What to do:
Every entry that follows must be written out exactly, apart from its pictures.

Data for review:
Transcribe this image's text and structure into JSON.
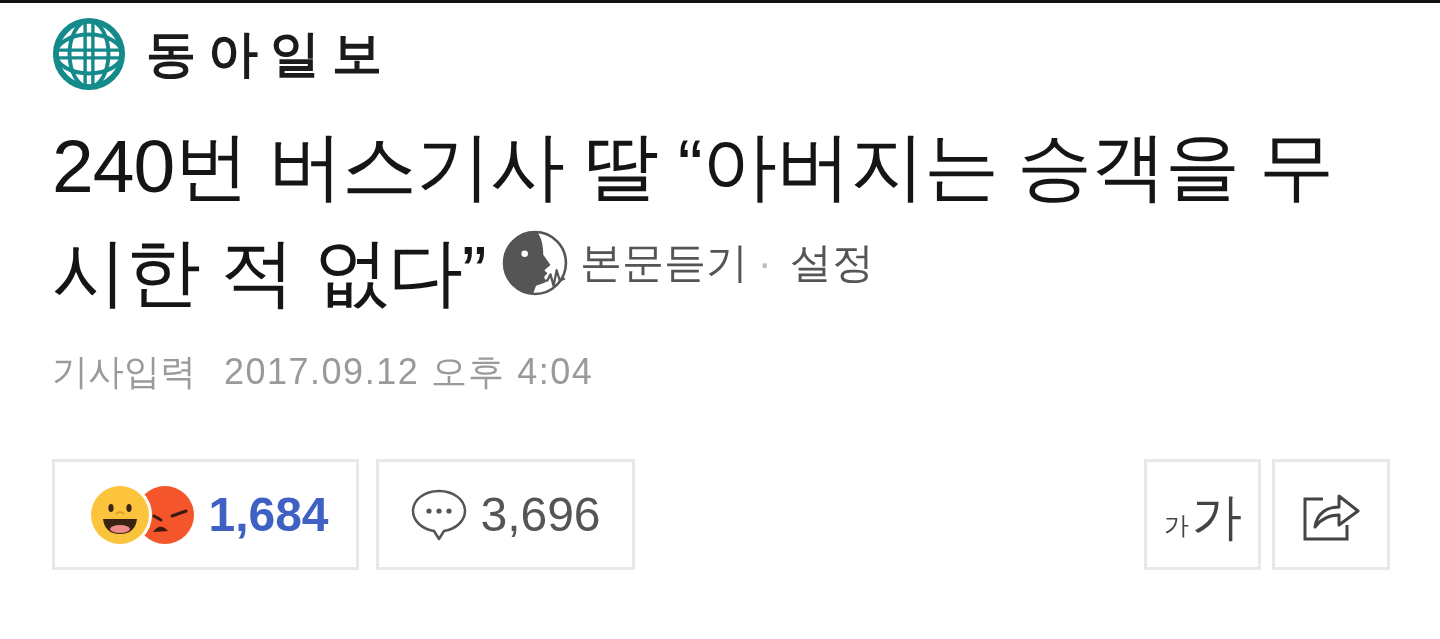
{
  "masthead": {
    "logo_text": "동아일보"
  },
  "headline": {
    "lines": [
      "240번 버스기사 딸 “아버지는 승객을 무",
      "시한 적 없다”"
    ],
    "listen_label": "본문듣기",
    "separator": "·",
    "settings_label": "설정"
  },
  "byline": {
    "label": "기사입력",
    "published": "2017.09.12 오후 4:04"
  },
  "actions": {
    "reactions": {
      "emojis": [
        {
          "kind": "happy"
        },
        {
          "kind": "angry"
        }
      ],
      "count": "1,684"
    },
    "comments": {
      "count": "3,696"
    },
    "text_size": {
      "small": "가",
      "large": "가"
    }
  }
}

Reply to the task:
Transcribe this image's text and structure into JSON.
{
  "masthead": {
    "logo_text": "동아일보"
  },
  "headline": {
    "lines": [
      "240번 버스기사 딸 “아버지는 승객을 무",
      "시한 적 없다”"
    ],
    "listen_label": "본문듣기",
    "separator": "·",
    "settings_label": "설정"
  },
  "byline": {
    "label": "기사입력",
    "published": "2017.09.12 오후 4:04"
  },
  "actions": {
    "reactions": {
      "emojis": [
        {
          "kind": "happy"
        },
        {
          "kind": "angry"
        }
      ],
      "count": "1,684"
    },
    "comments": {
      "count": "3,696"
    },
    "text_size": {
      "small": "가",
      "large": "가"
    }
  }
}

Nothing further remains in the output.